WORK TO BE COMPLETED → From the entries that follow, pick out all lines holding "Comissão".

Items from a dataset →
___

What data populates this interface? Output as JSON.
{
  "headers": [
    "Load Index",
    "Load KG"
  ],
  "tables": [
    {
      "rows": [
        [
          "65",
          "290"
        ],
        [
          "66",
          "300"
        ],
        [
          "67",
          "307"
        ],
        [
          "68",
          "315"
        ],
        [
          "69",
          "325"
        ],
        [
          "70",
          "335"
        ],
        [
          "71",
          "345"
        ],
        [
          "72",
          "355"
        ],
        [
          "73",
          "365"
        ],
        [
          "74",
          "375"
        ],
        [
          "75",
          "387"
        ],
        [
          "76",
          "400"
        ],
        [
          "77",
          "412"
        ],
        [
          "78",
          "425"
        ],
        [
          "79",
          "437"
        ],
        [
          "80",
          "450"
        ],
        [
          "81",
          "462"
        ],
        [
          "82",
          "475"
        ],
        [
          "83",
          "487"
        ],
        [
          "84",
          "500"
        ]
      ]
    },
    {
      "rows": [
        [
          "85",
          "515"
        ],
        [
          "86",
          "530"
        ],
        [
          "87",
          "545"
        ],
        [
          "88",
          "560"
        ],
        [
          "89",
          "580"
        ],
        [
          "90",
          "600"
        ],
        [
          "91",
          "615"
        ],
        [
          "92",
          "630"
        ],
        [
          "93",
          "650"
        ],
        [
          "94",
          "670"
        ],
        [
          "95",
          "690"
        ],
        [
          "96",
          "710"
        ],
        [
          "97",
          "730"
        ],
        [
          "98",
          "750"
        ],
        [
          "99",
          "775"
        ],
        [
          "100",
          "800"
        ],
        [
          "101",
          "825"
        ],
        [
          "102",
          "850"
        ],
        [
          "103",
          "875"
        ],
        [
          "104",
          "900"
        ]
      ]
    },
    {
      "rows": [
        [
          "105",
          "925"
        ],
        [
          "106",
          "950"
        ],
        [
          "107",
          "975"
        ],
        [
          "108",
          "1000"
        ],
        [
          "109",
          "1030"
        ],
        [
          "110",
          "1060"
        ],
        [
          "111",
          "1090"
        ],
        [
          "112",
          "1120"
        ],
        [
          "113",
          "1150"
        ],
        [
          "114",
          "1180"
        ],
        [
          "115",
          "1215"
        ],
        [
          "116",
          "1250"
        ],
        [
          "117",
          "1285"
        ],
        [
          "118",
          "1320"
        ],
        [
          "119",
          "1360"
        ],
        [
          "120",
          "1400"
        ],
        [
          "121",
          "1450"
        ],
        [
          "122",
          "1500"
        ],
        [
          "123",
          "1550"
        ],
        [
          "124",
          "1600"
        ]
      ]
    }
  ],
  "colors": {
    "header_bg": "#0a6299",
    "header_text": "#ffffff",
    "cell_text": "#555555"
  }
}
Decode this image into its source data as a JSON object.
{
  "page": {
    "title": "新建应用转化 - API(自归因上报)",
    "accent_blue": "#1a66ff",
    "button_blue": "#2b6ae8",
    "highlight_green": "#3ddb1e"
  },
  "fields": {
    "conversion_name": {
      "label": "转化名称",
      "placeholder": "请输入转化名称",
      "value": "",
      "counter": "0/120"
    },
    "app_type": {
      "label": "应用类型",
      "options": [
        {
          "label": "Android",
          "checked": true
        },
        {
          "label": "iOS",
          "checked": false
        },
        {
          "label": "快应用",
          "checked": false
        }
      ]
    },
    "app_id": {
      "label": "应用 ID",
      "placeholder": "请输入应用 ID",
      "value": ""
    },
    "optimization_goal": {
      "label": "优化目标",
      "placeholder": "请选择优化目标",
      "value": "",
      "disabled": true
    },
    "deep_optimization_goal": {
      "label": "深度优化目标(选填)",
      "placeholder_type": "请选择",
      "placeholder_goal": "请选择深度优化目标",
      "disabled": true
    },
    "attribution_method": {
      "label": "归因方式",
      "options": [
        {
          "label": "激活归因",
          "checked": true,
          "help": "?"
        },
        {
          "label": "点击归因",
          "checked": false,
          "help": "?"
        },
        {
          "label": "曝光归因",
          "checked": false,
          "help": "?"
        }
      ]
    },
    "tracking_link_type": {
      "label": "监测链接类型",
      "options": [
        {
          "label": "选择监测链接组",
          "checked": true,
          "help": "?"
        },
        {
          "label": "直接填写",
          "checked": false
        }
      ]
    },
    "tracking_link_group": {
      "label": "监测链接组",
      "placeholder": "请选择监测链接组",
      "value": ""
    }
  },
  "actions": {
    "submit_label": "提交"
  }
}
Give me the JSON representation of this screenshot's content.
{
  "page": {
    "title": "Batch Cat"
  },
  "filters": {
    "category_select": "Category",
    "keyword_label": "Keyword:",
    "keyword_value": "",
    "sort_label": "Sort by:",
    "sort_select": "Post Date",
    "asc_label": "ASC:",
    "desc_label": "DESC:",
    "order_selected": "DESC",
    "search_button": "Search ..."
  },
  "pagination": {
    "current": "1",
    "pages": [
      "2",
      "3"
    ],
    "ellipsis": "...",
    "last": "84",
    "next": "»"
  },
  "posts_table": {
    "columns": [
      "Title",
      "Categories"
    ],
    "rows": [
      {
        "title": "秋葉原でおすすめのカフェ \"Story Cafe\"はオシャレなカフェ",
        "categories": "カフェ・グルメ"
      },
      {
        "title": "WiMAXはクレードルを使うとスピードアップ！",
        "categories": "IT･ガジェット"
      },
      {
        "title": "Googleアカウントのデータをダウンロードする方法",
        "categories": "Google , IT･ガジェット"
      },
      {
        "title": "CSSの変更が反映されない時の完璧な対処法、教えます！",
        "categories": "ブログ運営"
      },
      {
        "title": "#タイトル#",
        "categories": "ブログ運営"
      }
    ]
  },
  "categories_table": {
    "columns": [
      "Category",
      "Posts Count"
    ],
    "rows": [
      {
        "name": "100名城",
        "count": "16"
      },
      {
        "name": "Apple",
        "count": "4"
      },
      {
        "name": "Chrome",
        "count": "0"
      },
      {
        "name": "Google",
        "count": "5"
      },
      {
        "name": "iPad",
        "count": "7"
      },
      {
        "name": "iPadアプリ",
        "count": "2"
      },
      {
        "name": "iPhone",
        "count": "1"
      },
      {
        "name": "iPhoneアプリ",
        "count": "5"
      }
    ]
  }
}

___

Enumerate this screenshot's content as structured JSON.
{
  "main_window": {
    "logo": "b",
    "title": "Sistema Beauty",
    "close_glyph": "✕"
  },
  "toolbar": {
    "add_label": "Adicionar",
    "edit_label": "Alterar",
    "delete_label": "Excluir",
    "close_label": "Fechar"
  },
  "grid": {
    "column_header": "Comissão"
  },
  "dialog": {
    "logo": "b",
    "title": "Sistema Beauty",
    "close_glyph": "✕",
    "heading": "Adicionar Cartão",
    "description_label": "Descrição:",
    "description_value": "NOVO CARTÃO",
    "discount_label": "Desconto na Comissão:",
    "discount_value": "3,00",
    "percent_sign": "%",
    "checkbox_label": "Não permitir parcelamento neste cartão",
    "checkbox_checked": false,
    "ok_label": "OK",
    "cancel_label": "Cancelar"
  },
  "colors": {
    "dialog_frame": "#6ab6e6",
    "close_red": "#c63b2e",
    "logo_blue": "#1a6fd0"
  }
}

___

RESPONSE AREA →
    "column_header": "Comissão"
    "discount_label": "Desconto na Comissão:",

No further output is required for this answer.